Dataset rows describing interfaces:
※

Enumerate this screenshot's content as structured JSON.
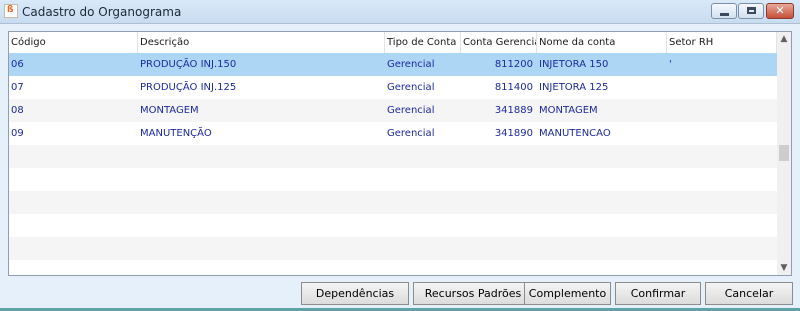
{
  "window": {
    "title": "Cadastro do Organograma",
    "icon": "app-logo-icon",
    "controls": {
      "minimize": "minimize-icon",
      "maximize": "maximize-icon",
      "close": "✕"
    }
  },
  "table": {
    "headers": [
      "Código",
      "Descrição",
      "Tipo de Conta",
      "Conta Gerencial",
      "Nome da conta",
      "Setor RH"
    ],
    "rows": [
      {
        "codigo": "06",
        "descricao": "PRODUÇÃO INJ.150",
        "tipo": "Gerencial",
        "conta": "811200",
        "nome": "INJETORA 150",
        "setor": "'"
      },
      {
        "codigo": "07",
        "descricao": "PRODUÇÃO INJ.125",
        "tipo": "Gerencial",
        "conta": "811400",
        "nome": "INJETORA 125",
        "setor": ""
      },
      {
        "codigo": "08",
        "descricao": "MONTAGEM",
        "tipo": "Gerencial",
        "conta": "341889",
        "nome": "MONTAGEM",
        "setor": ""
      },
      {
        "codigo": "09",
        "descricao": "MANUTENÇÃO",
        "tipo": "Gerencial",
        "conta": "341890",
        "nome": "MANUTENCAO",
        "setor": ""
      }
    ],
    "selected_row": 0
  },
  "scroll": {
    "up": "▲",
    "down": "▼"
  },
  "buttons": {
    "dependencias": "Dependências",
    "recursos": "Recursos Padrões",
    "complemento": "Complemento",
    "confirmar": "Confirmar",
    "cancelar": "Cancelar"
  },
  "colors": {
    "selected_row": "#add6f5",
    "cell_text": "#1c29a0"
  }
}
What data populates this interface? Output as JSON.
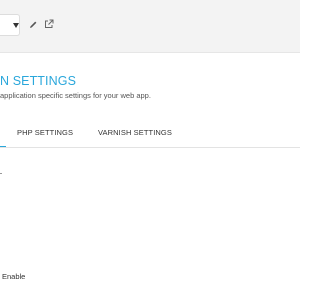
{
  "toolbar": {
    "select_caret_icon": "caret-down-icon",
    "edit_icon": "pencil-icon",
    "external_icon": "external-link-icon"
  },
  "section": {
    "title": "N SETTINGS",
    "description": "application specific settings for your web app."
  },
  "tabs": [
    {
      "label": "",
      "active": true
    },
    {
      "label": "PHP SETTINGS",
      "active": false
    },
    {
      "label": "VARNISH SETTINGS",
      "active": false
    }
  ],
  "form": {
    "enable_label": "Enable"
  },
  "colors": {
    "accent": "#2aa7db",
    "toolbar_bg": "#f3f3f3"
  }
}
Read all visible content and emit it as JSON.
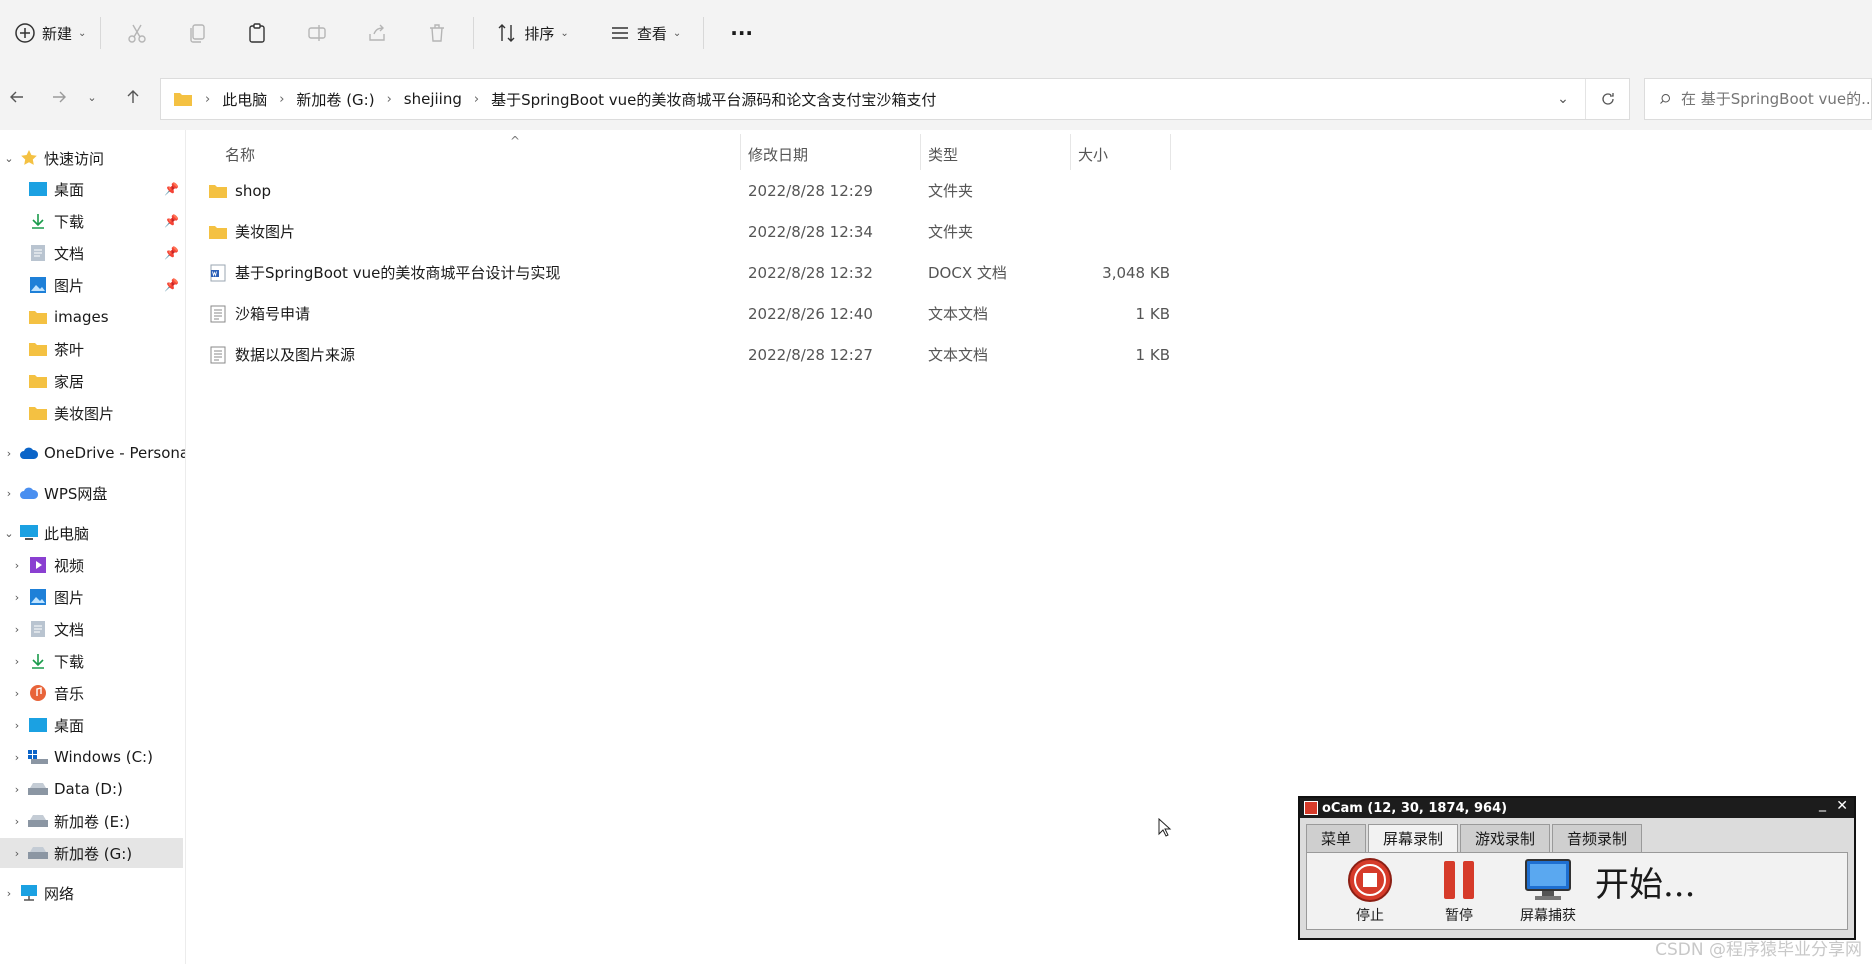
{
  "toolbar": {
    "new_label": "新建",
    "sort_label": "排序",
    "view_label": "查看",
    "more_label": "···"
  },
  "breadcrumb": [
    "此电脑",
    "新加卷 (G:)",
    "shejiing",
    "基于SpringBoot vue的美妆商城平台源码和论文含支付宝沙箱支付"
  ],
  "search": {
    "placeholder": "在 基于SpringBoot vue的..."
  },
  "sidebar": {
    "quick_access": "快速访问",
    "quick_items": [
      "桌面",
      "下载",
      "文档",
      "图片",
      "images",
      "茶叶",
      "家居",
      "美妆图片"
    ],
    "onedrive": "OneDrive - Persona",
    "wps": "WPS网盘",
    "this_pc": "此电脑",
    "pc_items": [
      "视频",
      "图片",
      "文档",
      "下载",
      "音乐",
      "桌面",
      "Windows (C:)",
      "Data (D:)",
      "新加卷 (E:)",
      "新加卷 (G:)"
    ],
    "network": "网络"
  },
  "columns": {
    "name": "名称",
    "date": "修改日期",
    "type": "类型",
    "size": "大小"
  },
  "files": [
    {
      "name": "shop",
      "date": "2022/8/28 12:29",
      "type": "文件夹",
      "size": ""
    },
    {
      "name": "美妆图片",
      "date": "2022/8/28 12:34",
      "type": "文件夹",
      "size": ""
    },
    {
      "name": "基于SpringBoot vue的美妆商城平台设计与实现",
      "date": "2022/8/28 12:32",
      "type": "DOCX 文档",
      "size": "3,048 KB"
    },
    {
      "name": "沙箱号申请",
      "date": "2022/8/26 12:40",
      "type": "文本文档",
      "size": "1 KB"
    },
    {
      "name": "数据以及图片来源",
      "date": "2022/8/28 12:27",
      "type": "文本文档",
      "size": "1 KB"
    }
  ],
  "ocam": {
    "title": "oCam (12, 30, 1874, 964)",
    "tabs": [
      "菜单",
      "屏幕录制",
      "游戏录制",
      "音频录制"
    ],
    "stop": "停止",
    "pause": "暂停",
    "capture": "屏幕捕获",
    "start": "开始..."
  },
  "watermark": "CSDN @程序猿毕业分享网",
  "colors": {
    "folder": "#f4c142",
    "accent": "#0067c0",
    "selected": "#e5e5e5",
    "ocam_red": "#d63b2a"
  }
}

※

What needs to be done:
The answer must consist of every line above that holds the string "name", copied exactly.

Answer to the exercise:
    "name": "名称",
      "name": "shop",
      "name": "美妆图片",
      "name": "基于SpringBoot vue的美妆商城平台设计与实现",
      "name": "沙箱号申请",
      "name": "数据以及图片来源",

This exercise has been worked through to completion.